▶ **Task prompt**
Locate each line of the material that contains "label", then return it.

▶ **Provided records**
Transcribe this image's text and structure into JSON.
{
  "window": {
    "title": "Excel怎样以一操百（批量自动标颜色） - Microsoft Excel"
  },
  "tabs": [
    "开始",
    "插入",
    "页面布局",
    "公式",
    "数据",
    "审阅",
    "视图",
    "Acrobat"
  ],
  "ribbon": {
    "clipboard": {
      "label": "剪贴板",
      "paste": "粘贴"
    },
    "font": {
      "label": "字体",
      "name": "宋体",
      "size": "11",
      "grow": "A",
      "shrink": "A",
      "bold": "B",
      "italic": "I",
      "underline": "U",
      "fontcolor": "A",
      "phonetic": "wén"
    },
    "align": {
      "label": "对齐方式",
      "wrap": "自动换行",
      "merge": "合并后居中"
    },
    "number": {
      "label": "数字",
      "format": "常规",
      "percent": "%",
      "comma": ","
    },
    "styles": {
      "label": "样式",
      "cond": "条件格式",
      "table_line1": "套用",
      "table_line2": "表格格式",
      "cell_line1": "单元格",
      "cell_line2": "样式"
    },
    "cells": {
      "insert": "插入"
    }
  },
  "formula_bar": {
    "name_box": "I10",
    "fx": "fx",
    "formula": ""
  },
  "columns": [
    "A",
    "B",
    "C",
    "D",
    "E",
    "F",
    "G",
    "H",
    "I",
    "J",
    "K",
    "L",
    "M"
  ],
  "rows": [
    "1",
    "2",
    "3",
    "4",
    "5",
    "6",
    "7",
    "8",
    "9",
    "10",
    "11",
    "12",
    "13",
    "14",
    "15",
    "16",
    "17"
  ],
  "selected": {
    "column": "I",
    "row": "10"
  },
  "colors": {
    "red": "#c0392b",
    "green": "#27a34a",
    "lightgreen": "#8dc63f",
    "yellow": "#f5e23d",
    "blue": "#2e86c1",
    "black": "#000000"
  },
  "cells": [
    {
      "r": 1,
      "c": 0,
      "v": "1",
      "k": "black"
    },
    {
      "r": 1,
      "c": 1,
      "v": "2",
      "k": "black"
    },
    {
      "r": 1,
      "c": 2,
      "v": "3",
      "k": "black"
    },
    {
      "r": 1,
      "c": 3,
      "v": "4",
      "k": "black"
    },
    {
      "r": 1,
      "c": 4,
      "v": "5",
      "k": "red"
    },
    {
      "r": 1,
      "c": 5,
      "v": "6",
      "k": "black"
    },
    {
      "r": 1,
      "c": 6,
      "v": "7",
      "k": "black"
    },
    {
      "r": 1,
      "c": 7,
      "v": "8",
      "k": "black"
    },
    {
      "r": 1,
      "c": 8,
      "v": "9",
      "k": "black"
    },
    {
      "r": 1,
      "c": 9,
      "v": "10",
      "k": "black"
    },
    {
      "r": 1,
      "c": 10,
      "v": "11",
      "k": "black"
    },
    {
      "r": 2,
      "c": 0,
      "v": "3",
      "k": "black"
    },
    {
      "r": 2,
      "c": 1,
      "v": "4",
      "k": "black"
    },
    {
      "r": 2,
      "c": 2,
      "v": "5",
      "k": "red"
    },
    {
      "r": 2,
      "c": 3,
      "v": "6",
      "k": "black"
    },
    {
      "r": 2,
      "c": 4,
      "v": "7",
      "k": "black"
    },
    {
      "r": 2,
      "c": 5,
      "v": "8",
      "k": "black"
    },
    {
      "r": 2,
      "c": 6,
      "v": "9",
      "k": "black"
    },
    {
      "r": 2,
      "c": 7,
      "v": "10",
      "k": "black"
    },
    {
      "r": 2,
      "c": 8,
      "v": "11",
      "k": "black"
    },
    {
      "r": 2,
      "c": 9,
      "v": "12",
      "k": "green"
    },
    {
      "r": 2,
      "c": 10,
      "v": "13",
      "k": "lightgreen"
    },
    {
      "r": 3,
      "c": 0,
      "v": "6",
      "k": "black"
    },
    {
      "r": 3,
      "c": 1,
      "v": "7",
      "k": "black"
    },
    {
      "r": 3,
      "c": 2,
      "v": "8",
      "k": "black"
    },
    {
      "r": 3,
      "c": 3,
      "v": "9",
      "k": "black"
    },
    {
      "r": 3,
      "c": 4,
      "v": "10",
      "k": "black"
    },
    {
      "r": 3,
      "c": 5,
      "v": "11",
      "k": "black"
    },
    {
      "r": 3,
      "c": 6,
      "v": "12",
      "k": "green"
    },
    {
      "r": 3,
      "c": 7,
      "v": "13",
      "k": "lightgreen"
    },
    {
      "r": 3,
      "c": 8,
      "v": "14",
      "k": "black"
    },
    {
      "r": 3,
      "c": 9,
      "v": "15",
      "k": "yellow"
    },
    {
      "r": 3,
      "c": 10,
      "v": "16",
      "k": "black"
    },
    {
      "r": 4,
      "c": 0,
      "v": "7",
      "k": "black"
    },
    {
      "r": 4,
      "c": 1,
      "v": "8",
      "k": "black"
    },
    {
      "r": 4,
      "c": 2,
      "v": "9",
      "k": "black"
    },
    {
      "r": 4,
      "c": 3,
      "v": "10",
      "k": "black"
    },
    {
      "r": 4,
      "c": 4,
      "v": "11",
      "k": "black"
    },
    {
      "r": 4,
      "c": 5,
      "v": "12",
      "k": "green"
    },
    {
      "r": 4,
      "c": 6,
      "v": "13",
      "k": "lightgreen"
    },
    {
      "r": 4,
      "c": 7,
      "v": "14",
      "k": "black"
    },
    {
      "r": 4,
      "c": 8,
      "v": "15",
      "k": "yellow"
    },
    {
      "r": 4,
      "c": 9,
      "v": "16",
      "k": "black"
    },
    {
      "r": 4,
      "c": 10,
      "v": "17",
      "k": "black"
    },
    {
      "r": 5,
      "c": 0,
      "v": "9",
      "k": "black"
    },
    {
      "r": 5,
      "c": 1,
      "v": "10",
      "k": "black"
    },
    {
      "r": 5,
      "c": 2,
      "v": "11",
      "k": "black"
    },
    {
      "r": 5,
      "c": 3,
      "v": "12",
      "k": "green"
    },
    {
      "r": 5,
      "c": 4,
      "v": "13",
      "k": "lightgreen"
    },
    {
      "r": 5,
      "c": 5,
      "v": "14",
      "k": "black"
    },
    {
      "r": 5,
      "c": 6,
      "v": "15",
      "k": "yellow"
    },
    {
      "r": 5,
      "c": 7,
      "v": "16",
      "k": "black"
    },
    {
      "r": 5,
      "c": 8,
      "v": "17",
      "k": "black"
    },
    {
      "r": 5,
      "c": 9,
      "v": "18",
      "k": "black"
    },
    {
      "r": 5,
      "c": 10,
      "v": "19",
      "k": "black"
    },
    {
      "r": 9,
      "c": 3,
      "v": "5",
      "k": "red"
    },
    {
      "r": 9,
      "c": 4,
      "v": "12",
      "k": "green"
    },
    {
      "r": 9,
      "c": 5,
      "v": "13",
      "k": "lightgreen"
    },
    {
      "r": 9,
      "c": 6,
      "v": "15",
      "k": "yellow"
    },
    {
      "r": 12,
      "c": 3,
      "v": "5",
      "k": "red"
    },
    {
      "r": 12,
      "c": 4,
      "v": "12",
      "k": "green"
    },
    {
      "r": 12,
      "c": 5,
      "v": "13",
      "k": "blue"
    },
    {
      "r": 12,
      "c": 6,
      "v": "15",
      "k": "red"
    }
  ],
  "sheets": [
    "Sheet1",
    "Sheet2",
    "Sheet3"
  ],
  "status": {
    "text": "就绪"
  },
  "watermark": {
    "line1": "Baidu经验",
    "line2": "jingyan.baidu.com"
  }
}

▶ **Worked solution**
      "label": "剪贴板",
      "label": "字体",
      "label": "对齐方式",
      "label": "数字",
      "label": "样式",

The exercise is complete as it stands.